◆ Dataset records
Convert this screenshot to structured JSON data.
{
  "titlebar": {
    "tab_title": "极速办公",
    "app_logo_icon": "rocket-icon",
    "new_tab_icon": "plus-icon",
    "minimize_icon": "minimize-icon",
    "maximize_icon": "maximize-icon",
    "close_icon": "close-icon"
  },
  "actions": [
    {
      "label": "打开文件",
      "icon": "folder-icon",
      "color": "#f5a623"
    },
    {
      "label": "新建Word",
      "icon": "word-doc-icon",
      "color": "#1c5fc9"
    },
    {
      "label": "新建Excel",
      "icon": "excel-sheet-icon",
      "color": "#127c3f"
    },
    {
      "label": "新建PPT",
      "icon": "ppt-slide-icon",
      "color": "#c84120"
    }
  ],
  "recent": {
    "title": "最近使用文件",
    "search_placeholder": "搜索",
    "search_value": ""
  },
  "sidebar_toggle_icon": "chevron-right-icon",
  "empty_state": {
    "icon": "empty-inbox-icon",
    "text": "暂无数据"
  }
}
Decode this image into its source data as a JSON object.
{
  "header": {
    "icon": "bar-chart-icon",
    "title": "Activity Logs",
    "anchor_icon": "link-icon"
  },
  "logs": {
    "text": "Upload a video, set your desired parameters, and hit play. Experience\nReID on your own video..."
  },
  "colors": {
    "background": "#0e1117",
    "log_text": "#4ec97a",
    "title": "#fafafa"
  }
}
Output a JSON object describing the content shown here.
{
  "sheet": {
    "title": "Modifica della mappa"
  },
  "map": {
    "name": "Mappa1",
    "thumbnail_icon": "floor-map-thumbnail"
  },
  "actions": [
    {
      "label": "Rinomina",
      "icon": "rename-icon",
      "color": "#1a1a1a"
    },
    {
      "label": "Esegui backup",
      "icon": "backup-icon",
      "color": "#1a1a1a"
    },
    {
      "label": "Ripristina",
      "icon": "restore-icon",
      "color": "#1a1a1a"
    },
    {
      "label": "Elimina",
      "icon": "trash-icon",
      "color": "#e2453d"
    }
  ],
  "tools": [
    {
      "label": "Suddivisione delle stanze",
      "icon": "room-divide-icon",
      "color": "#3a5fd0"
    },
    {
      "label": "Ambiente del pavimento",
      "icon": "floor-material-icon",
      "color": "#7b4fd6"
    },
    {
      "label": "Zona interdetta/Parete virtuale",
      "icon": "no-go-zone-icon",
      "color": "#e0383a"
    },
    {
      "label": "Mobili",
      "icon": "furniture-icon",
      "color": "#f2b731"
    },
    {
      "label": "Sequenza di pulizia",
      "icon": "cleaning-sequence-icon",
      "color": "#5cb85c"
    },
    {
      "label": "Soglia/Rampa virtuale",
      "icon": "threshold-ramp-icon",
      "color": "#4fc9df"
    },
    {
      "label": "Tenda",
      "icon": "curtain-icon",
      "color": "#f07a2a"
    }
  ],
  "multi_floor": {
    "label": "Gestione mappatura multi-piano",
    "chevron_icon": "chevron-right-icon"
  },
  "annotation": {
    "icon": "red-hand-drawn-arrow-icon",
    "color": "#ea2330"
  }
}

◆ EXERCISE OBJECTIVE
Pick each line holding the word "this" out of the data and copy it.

◆ YOUR SOLUTION
Convert this screenshot to structured JSON data.
Decode this image into its source data as a JSON object.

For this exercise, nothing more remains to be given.